Further, the damages which Weston seeks also support the conclusion that Weston's claim is merely a restatement of their contract claim. Weston's damages are solely based on the contract. Weston's pre-trial memorandum, which must assert the damages which the plaintiff seeks to recover, provides:
"Weston seeks to have the termination for default converted to a termination for convenience and claims as damages the balance due for work performed prior to the termination in the amount of $ 1,454,062.10. . .
Weston also seeks damages in the amount of $ 15,510 as reimbursement for the cost of continuing the contract bonds for the project through June 8, 1992.
(Weston's Pre-Trial Memorandum at 14).
For the reasons stated in granting judgment on count one, summary judgment on count three will also be granted in favor of Halliburton NUS.
III. Counterclaim Liability for Default Termination
Halliburton NUS has moved for summary judgment on the issue of liability for Weston's default under the contract. Halliburton NUS terminated Weston's rights under the contract for failure to complete the work or to prosecute the work with diligence. General Provision 14.2 of the contract permits Halliburton NUS to terminate Weston for these reasons. The contract provides:
14.2(a) If the contractor refuses or fails to prosecute the work or any separable part, (which shall be defined as the milestones provided in the contractor's approved schedule) with diligence that will insure its completion within the time specified in this subcontract including any extension, or fails to complete the work within this time, the purchaser may, by written notice to the Contractor, terminate the right to proceed with the work (or the separable part of the work) that has been delayed. . . . The Contractor and its sureties shall be liable for any damage to the Purchaser resulting from the Contractor's refusal or failure to complete the work within the specified time, whether or not the Contractor's right to proceed with the work is terminated.
The material facts involving this allegation are not in dispute.

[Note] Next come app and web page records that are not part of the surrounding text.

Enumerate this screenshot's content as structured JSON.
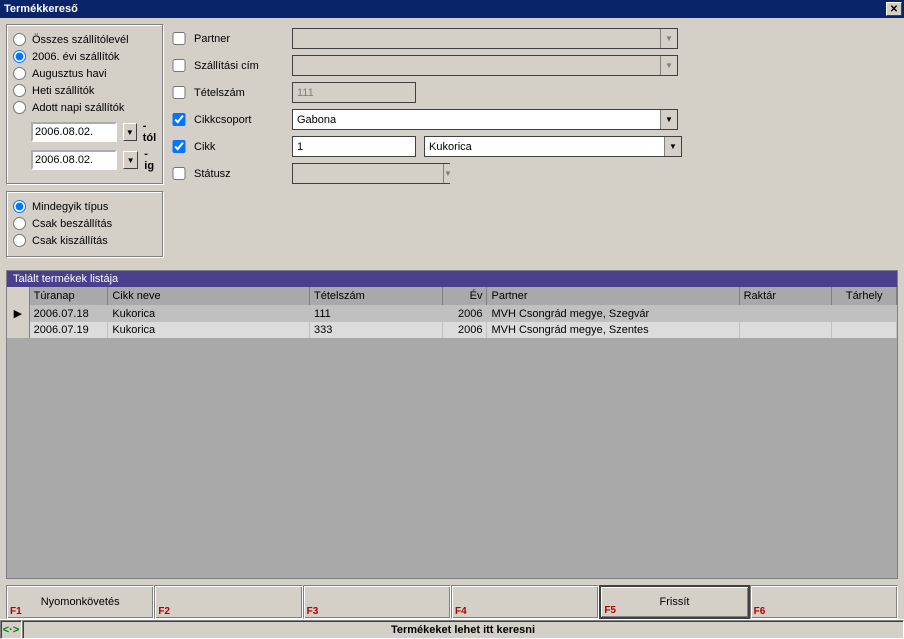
{
  "window": {
    "title": "Termékkereső"
  },
  "filters": {
    "radios": [
      {
        "label": "Összes szállítólevél",
        "checked": false
      },
      {
        "label": "2006. évi szállítók",
        "checked": true
      },
      {
        "label": "Augusztus havi",
        "checked": false
      },
      {
        "label": "Heti szállítók",
        "checked": false
      },
      {
        "label": "Adott napi szállítók",
        "checked": false
      }
    ],
    "date_from": "2006.08.02.",
    "date_from_suffix": "-tól",
    "date_to": "2006.08.02.",
    "date_to_suffix": "-ig",
    "type_radios": [
      {
        "label": "Mindegyik típus",
        "checked": true
      },
      {
        "label": "Csak beszállítás",
        "checked": false
      },
      {
        "label": "Csak kiszállítás",
        "checked": false
      }
    ]
  },
  "form": {
    "partner": {
      "label": "Partner",
      "checked": false,
      "value": ""
    },
    "szcim": {
      "label": "Szállítási cím",
      "checked": false,
      "value": ""
    },
    "tetel": {
      "label": "Tételszám",
      "checked": false,
      "value": "111"
    },
    "cikkcsoport": {
      "label": "Cikkcsoport",
      "checked": true,
      "value": "Gabona"
    },
    "cikk": {
      "label": "Cikk",
      "checked": true,
      "code": "1",
      "name": "Kukorica"
    },
    "status": {
      "label": "Státusz",
      "checked": false,
      "value": ""
    }
  },
  "results": {
    "title": "Talált termékek listája",
    "columns": [
      "",
      "Túranap",
      "Cikk neve",
      "Tételszám",
      "Év",
      "Partner",
      "Raktár",
      "Tárhely"
    ],
    "rows": [
      {
        "indicator": "▶",
        "turanap": "2006.07.18",
        "cikknev": "Kukorica",
        "tetel": "111",
        "ev": "2006",
        "partner": "MVH Csongrád megye, Szegvár",
        "raktar": "",
        "tarhely": ""
      },
      {
        "indicator": "",
        "turanap": "2006.07.19",
        "cikknev": "Kukorica",
        "tetel": "333",
        "ev": "2006",
        "partner": "MVH Csongrád megye, Szentes",
        "raktar": "",
        "tarhely": ""
      }
    ]
  },
  "fnkeys": {
    "f1": "Nyomonkövetés",
    "f2": "",
    "f3": "",
    "f4": "",
    "f5": "Frissít",
    "f6": ""
  },
  "status": {
    "resize_glyph": "<·>",
    "message": "Termékeket lehet itt keresni"
  }
}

As of December 23, 1990, the extended contract completion date for the dismantling obligation at the Douglassville Site, Weston had not completed its duties under the contract. By Weston's estimate, in excess of 500 tons of petroleum-based material still existed in the tanks. Further, Weston had not entered into a sub-contract for incineration of the non-pumpable contents. Halliburton NUS is entitled to judgment as a matter of law.
An appropriate Order follows.
AND NOW, this 17th day of March, 1993, upon consideration of the Motion of Defendant/Counterclaim Plaintiff W:/Halliburton NUS Environmental Corporation for Summary Judgment and Plaintiff/Counterclaim Defendant Roy F. Weston, Inc. and Counterclaim Defendant Indiana Lumbermens' Mutual Insurance Co.'s response thereto, IT IS HEREBY ORDERED that Halliburton NUS's Motion is GRANTED.
IT IS FURTHER ORDERED:
(1) Count I of Weston's Complaint is DISMISSED with prejudice;
(2) Count III of Weston's Complaint is DISMISSED with prejudice;
(3) Judgment for Halliburton NUS is GRANTED on its counterclaim as to liability. The termination of Weston for default was proper under the contract, and Weston and Indiana Lumbermens are liable to Halliburton NUS for damages for the said default. The issue of the amount of damages is reserved for trial.
BY THE COURT:
HERBERT J. HUTTON